Vaughan's debut album, Texas Flood, was released in the summer of 1983, a few months after Bowie's Let's Dance appeared. On its own, Let's Dance earned Vaughan quite a bit of attention, but Texas Flood was a blockbuster blues success, receiving positive reviews in both blues and rock publications, reaching number 38 on the charts, and crossing over to album rock radio stations. Bowie offered Vaughan the lead guitarist role for his 1983 stadium tour, but Stevie Ray turned him down, preferring to play with Double Trouble. Stevie Ray and Double Trouble set off on a successful tour and quickly recorded their second album, Couldn't Stand the Weather, which was released in May of 1984. The album was more successful than its predecessor, reaching number 31 on the charts; by the end of 1985, the album went gold. Double Trouble added keyboardist Reese Wynans in 1985, before they recorded their third album, Soul To Soul. The record was released in August, 1985 and was also quite successful, reaching number 34 on the charts.

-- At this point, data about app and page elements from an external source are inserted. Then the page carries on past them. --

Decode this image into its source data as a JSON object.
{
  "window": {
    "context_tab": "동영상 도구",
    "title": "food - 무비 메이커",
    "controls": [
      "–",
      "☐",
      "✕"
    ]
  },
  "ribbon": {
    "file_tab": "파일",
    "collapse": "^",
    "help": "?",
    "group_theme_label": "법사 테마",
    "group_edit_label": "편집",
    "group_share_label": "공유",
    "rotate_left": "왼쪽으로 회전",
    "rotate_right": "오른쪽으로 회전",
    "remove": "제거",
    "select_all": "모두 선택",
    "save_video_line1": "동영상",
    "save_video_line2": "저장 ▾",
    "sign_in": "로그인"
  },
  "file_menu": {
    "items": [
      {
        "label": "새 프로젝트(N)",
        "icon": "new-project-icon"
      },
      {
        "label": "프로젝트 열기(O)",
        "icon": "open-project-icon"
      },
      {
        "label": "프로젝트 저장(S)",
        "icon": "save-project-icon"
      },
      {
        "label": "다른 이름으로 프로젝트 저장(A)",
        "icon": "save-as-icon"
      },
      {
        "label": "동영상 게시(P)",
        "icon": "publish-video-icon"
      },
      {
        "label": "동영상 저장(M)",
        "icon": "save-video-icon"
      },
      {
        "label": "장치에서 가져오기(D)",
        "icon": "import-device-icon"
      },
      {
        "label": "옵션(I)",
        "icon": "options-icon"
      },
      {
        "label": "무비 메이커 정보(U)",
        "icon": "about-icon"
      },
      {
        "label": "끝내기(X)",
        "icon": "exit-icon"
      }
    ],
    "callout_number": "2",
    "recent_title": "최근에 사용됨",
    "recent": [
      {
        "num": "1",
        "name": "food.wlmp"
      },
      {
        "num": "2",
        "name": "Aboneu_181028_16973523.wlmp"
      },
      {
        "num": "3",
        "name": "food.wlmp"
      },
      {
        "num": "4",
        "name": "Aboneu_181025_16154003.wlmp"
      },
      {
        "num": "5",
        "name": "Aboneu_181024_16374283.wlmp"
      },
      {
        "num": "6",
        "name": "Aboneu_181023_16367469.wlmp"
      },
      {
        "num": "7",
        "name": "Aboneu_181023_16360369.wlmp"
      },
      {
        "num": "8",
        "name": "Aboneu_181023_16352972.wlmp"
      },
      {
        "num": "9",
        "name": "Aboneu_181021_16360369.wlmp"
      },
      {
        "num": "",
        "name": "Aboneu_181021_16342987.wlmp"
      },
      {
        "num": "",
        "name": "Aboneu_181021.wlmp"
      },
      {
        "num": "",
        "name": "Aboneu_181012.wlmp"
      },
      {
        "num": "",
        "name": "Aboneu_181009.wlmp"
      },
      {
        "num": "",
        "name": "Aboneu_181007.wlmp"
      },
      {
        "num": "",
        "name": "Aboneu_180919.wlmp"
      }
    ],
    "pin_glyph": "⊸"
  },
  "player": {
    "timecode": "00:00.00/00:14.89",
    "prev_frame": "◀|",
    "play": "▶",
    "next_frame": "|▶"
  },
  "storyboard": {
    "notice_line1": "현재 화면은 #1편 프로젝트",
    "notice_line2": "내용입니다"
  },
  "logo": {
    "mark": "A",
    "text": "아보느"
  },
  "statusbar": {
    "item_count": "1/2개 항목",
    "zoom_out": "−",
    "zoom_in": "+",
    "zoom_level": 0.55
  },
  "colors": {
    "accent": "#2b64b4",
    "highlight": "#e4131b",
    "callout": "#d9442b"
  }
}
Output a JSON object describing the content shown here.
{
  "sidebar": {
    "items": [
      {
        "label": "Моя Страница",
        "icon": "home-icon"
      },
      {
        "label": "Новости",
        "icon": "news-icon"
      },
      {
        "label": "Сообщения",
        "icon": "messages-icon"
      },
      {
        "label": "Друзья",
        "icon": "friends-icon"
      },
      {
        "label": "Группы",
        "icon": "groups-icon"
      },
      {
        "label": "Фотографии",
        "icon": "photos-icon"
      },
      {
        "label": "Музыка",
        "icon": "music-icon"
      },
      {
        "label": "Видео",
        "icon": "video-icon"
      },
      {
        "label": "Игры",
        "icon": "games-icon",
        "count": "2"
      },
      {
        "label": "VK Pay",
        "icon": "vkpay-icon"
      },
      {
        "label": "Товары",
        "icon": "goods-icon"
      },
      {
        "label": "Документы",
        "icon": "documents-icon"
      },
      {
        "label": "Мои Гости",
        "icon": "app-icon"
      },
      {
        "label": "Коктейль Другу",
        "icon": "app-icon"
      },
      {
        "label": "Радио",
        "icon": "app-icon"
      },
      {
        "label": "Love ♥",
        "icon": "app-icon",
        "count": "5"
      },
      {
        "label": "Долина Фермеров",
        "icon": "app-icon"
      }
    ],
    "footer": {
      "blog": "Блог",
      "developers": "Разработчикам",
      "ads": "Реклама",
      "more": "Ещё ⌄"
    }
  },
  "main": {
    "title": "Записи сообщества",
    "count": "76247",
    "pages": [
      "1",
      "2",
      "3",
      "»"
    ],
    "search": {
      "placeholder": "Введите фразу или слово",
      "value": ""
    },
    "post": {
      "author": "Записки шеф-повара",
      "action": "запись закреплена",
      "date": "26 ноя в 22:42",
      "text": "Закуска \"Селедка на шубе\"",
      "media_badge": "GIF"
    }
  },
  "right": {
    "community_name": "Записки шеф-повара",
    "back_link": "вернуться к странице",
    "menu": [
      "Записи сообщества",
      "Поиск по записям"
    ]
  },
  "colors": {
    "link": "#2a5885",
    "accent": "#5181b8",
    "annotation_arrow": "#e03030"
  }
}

Although his professional career was soaring, Vaughan was sinking deep into alcoholism and drug addiction. Despite his declining health, Stevie Ray continued to push himself, releasing the double live album Live Alive in October of 1986. Stevie checked into the Charter facility in Atlanta, on Oct. 13, 1986.

The guitarist's time in rehab was kept fairly quiet and for the next year, Stevie Ray and Double Trouble were less active. Vaughan performed a number of concerts in 1988, including a headlining gig at the New Orleans Jazz & Heritage Festival, and wrote his fourth album. The resulting record, In Step, appeared in June of 1989 and became his most successful album, peaking at number 33 on the charts, earning a Grammy for Best Contemporary Blues Recording, and going gold just over six months after its release.

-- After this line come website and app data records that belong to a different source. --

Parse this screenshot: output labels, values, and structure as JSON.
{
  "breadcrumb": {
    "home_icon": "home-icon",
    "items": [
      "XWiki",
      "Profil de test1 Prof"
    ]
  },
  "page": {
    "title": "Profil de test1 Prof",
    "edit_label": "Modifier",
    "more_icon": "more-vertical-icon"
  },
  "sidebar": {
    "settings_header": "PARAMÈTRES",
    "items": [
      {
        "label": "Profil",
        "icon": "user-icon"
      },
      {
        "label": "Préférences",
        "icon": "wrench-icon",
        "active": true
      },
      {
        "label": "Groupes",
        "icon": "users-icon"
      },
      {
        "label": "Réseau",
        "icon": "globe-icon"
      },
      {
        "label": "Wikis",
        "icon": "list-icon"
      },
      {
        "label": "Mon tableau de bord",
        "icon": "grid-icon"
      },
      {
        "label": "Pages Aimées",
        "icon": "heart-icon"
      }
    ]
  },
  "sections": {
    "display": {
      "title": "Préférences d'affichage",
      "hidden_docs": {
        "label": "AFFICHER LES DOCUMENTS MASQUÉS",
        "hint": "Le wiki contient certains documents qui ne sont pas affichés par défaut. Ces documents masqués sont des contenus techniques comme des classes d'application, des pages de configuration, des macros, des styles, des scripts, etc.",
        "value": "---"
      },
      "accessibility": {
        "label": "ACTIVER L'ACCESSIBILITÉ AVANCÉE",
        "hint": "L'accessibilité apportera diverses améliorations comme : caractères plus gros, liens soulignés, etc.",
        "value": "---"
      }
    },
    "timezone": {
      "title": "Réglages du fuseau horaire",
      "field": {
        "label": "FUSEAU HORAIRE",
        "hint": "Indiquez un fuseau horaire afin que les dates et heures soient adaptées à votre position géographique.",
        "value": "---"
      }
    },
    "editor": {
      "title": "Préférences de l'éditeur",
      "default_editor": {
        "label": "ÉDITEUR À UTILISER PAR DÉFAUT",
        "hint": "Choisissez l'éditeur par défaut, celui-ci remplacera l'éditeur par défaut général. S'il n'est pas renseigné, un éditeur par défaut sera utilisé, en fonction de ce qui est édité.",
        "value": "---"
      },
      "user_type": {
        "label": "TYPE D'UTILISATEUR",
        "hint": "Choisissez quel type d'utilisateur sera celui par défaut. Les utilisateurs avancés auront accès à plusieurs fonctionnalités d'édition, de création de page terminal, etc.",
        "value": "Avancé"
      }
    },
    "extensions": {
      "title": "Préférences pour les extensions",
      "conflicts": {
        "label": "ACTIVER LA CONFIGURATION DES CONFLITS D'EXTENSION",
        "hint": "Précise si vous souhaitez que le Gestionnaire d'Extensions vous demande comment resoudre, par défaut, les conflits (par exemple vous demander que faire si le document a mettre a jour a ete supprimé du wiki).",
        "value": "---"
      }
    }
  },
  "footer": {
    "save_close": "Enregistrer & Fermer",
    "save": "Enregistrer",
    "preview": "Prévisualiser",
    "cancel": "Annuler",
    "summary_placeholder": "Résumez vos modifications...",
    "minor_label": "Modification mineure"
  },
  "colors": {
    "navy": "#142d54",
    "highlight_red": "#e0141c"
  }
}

In the spring of 1990, Stevie Ray recorded an album with his brother Jimmie, which was scheduled for release in the fall of the year. In the late summer of 1990, Vaughan and Double Trouble set out on an American headlining tour. On August 26, 1990, their East Troy, WI gig concluded with an encore jam featuring guitaritsts Eric Clapton, Buddy Guy, Jimmie Vaughan, and Robert Cray. After the concert, Stevie Ray Vaughan boarded a helicopter bound for Chicago. Minutes after its 12:30 AM takeoff, the helicopter crashed, killing Vaughan and the other four passengers. Vaughan was only 35 years old.

Family Style, Stevie Ray's duet album with Jimmie Vaughan, appeared in October and entered the charts at number seven. Family Style began a series of posthumous releases that were as popular as the albums Stevie Ray released during his lifetime. The Sky is Crying, a collection of studio outtakes compiled by Jimmie Vaughan, was released in October of 1991; it entered the charts at number ten and went platinum three months after its release. In the Beginning, a recording of a Double Trouble concert in 1980, was released in the fall of 1992 and the compilation Greatest Hits was released in 1995. In 1999, Vaughan's original albums were remastered and reissued, with The Real Deal: Greatest Hits Vol. 2 also appearing that year. 2000 saw the release of the four-disc box SRV, which concentrated heavily on outtakes, live performances, and rarities.

Stephen Thomas Erlewine (with some changes)